This study was designed to investigate how the classroom ecology (interactions among task systems) and program of action influence participants’ understandings of misbehavior in a middle school physical education setting. One teacher and 14 students participated in a 10-day basketball unit with 47- minute classes. Data included fieldnotes, stimulated recall using videotapes, and semi-structured teacher and student pre- and post-unit interviews. Data were first analyzed inductively by constant comparison (Strauss & Corbin, 1998) and then by using Doyle’s (1986) classroom ecology model to understand the inductively generated categories. Data trustworthiness involved prolonged engagement, member checks, and triangulation. Results indicated that the teacher’s weak managerial task system, coupled with vague and incomplete instructional tasks, interacted with a student social system grounded in various forms of talk as social tasks to support a social program of action. Both teacher and student actions jointly created a primary social vector characterizing the overall program of action.
Collin A. Webster
Expert golf instructors self-monitor their instruction and communication more than any other aspects of their teaching (Schempp, McCullick, Busch, Webster, & Sannen-Mason, 2006). Despite its apparent importance, however, the communication of expert golf instructors has received little investigative attention. The purpose of this study was to examine the instructional communication behaviors of 4 of the most highly accomplished golf instructors in the United States. Ladies Professional Golf Association instructors who met criteria for expert teaching (Berliner, 1994) and 4 students participated in the study. Videotaping, stimulated recall, and semistructured interviews were used to collect data on the teachers’ immediacy, communication style, and content relevance behaviors. Data were analyzed using modified analytic induction (Bogdan & Biklen, 1992). Findings indicated that the experts adapted their communication behaviors in ways that fit students’ learning preferences, personal experiences, and lesson goals. The findings resonate with previous research on expert teaching in terms of experts’ instructional flexibility.
Thomas Davies, Andrew Cruickshank and Dave Collins
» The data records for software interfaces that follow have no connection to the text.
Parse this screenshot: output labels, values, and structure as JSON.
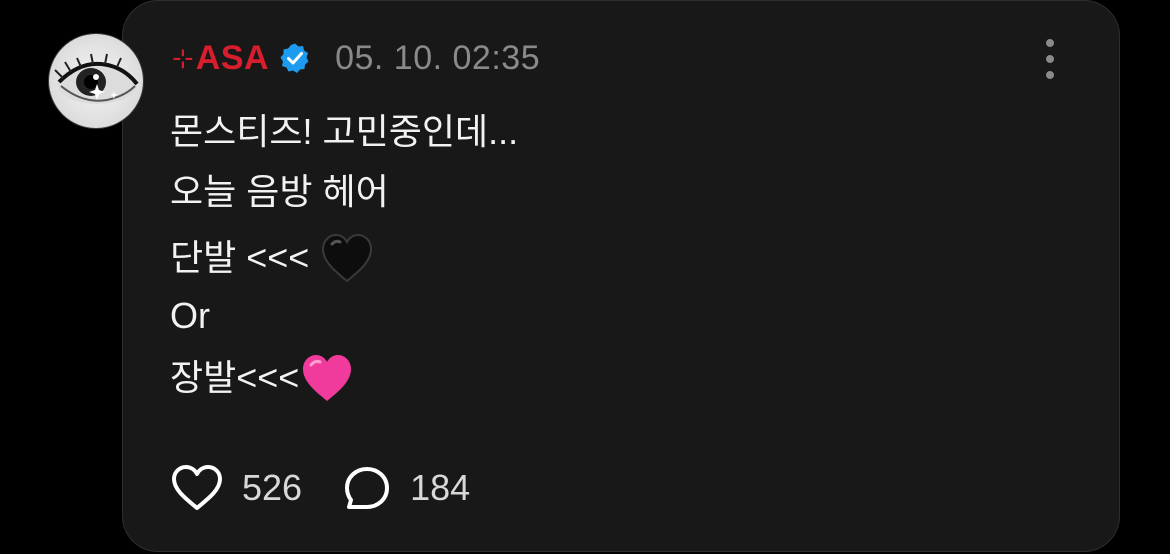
{
  "post": {
    "author": {
      "prefix_symbol": "⊹",
      "name": "ASA",
      "verified": true
    },
    "timestamp": "05. 10. 02:35",
    "lines": [
      "몬스티즈! 고민중인데...",
      "오늘 음방 헤어",
      "단발 <<< ",
      "Or",
      "장발<<<"
    ],
    "likes": "526",
    "replies": "184"
  },
  "icons": {
    "avatar": "eye-closeup-avatar",
    "verified": "verified-badge-icon",
    "black_heart": "black-heart-emoji",
    "pink_heart": "pink-heart-emoji",
    "like": "heart-outline-icon",
    "reply": "speech-bubble-icon",
    "more": "more-vertical-icon"
  },
  "colors": {
    "username": "#d81e2c",
    "verified": "#1d9bf0",
    "timestamp": "#8a8a8a",
    "text": "#f2f2f2",
    "card": "#181818",
    "pink_heart": "#f03b9c"
  }
}
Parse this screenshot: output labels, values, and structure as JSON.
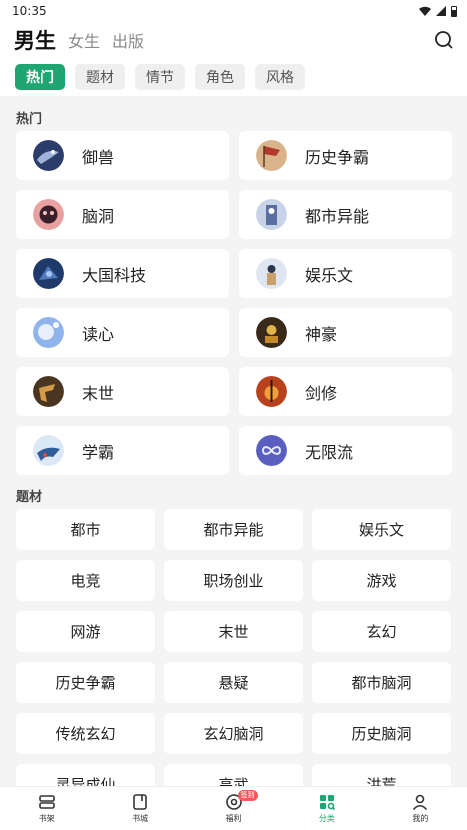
{
  "status": {
    "time": "10:35"
  },
  "header": {
    "tabs": [
      {
        "label": "男生"
      },
      {
        "label": "女生"
      },
      {
        "label": "出版"
      }
    ]
  },
  "categories": [
    {
      "label": "热门"
    },
    {
      "label": "题材"
    },
    {
      "label": "情节"
    },
    {
      "label": "角色"
    },
    {
      "label": "风格"
    }
  ],
  "hot": {
    "title": "热门",
    "items": [
      {
        "label": "御兽"
      },
      {
        "label": "历史争霸"
      },
      {
        "label": "脑洞"
      },
      {
        "label": "都市异能"
      },
      {
        "label": "大国科技"
      },
      {
        "label": "娱乐文"
      },
      {
        "label": "读心"
      },
      {
        "label": "神豪"
      },
      {
        "label": "末世"
      },
      {
        "label": "剑修"
      },
      {
        "label": "学霸"
      },
      {
        "label": "无限流"
      }
    ]
  },
  "topics": {
    "title": "题材",
    "items": [
      {
        "label": "都市"
      },
      {
        "label": "都市异能"
      },
      {
        "label": "娱乐文"
      },
      {
        "label": "电竞"
      },
      {
        "label": "职场创业"
      },
      {
        "label": "游戏"
      },
      {
        "label": "网游"
      },
      {
        "label": "末世"
      },
      {
        "label": "玄幻"
      },
      {
        "label": "历史争霸"
      },
      {
        "label": "悬疑"
      },
      {
        "label": "都市脑洞"
      },
      {
        "label": "传统玄幻"
      },
      {
        "label": "玄幻脑洞"
      },
      {
        "label": "历史脑洞"
      },
      {
        "label": "灵异成仙"
      },
      {
        "label": "高武"
      },
      {
        "label": "洪荒"
      }
    ]
  },
  "nav": {
    "items": [
      {
        "label": "书架"
      },
      {
        "label": "书城"
      },
      {
        "label": "福利",
        "badge": "签到"
      },
      {
        "label": "分类"
      },
      {
        "label": "我的"
      }
    ]
  },
  "colors": {
    "accent": "#1fa56f",
    "badge": "#f05a5a"
  }
}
Recent retrospective research has identified effective meso-level thoughts and behaviors for high level golfers (i.e., those deployed between shots and holes). However, how such thoughts and behaviors are actually used during this phase of performance and, or if, they vary in different contexts is unknown. Accordingly, real-time observations followed by stimulated recall interviews were used to examine the meso-level processes used by high-level golfers during competition. Results indicated use of the same pre2- and post-shot routines identified in prior retrospective research but with key differences in the content and application of some of their stages relative to shot outcome. These similarities and differences are discussed along with implications for practitioners: including the importance of developing metacognitive skills, and prioritizing the development of performance expertise over performance competencies for high-level golfers at the meso-level of performance.